You know, when a friend or loved one loses someone they love, my most common condolence is, "Peace to you and yours during this most difficult of times."

And for me, this is not just a platitude I say for form's sake, or because it's expected, or because I don't know what else to say. I say it because I know how very difficult it is to find peace after losing someone you love more than life itself.

After a tragedy of this sort, peace becomes as elusive as a unicorn, always just around the corner, or after the next "big" anniversary. One day I think I've found it, the very next, I'm heart-broken and grief-stricken all over again, because I glance at a photo, or I see something Moe would have liked, and my illusory "peace" blows away like the mirage it is.

Our Moe-Moe has been gone for five years today. For five years I've had this hole in my heart, in my life, in my love, where she used to be, and I still have not been able to find peace with this reality.

I'm not angry, or in denial. I know why she did what she did, and I'm not angry she made the choice, although I'm incredibly sad about it and her suffering. I know, in my heart of hearts, that she's gone, and will never come back. Given my lack of faith, I am forced to believe she really is gone, for good, and the only parts of her that remain are our memories and love for her.

Processing my grief over Moe's death has been a very different experience for me compared to the loss of other people I have loved and lost. My Dad, my Gram, my mother-in-law, my Aunties, my lost friends - all of these losses punched me in the heart, and left me bereft, but I found ways to make peace with it, and move forward. I'm even at peace with the loss of who I believed my sister to be, and the reality that she'll never be a part of my life again.

But finding peace with Moe's death appears to be beyond my reach. I remain functional most days. I enjoy time spent with friends & family. I find meaning in my volunteer work and pursue my hobbies. But my grief at her loss is still a huge part of my life. I miss her, terribly, each and every day. The loss of her and her light in this world is devastating to me, and I can't seem to find a way to be at peace with her death and all it represents.

It's not okay that she's dead. It's not okay that she's lost to those of us who loved her. It's not okay that her contribution to this world was cut so short.
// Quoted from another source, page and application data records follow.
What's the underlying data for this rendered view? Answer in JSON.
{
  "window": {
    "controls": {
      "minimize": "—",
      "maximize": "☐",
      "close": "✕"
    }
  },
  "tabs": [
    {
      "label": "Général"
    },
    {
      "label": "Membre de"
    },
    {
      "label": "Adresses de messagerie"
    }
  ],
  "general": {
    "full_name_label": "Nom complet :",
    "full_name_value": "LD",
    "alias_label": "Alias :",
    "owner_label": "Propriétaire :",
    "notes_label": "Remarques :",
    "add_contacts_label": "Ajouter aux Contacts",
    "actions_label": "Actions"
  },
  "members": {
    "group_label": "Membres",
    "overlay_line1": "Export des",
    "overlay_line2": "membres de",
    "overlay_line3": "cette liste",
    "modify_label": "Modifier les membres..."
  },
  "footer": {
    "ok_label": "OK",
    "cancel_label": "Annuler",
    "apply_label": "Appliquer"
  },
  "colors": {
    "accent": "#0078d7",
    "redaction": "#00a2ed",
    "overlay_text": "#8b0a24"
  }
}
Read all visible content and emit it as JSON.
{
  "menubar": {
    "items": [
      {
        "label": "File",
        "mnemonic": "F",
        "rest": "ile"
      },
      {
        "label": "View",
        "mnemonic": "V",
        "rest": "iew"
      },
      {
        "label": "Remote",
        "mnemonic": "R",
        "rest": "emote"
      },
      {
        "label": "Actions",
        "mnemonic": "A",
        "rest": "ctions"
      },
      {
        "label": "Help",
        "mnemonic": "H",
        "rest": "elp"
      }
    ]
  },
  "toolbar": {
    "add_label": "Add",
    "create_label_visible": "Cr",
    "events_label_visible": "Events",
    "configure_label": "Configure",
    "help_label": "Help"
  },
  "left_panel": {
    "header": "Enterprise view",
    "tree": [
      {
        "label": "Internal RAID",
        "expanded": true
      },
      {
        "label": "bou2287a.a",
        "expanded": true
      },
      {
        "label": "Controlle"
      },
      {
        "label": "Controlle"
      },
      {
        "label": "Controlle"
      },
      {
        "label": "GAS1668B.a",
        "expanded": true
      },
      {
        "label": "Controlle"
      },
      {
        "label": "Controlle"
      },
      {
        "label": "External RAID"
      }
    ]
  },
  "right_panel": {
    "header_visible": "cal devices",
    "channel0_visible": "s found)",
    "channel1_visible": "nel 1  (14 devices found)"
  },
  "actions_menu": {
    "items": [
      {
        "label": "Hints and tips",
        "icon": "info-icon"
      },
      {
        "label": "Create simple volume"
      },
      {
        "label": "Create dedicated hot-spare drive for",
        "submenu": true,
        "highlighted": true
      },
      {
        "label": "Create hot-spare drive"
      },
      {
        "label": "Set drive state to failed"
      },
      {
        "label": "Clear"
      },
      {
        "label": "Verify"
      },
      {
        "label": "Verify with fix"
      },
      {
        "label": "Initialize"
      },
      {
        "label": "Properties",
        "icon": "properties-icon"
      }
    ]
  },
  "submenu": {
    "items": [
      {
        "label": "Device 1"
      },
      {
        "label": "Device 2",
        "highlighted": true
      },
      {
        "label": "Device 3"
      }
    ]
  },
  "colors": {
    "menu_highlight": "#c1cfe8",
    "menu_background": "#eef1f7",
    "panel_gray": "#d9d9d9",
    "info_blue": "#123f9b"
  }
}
It never will be okay, and while I don't expect I'll ever believe it is, I wish I could find my way to peace.

2 comments:

Steve Buchheit said...

We all wish we could help.

John said...

“It’s not ok that she’s dead.” Yes. Oh god, yes.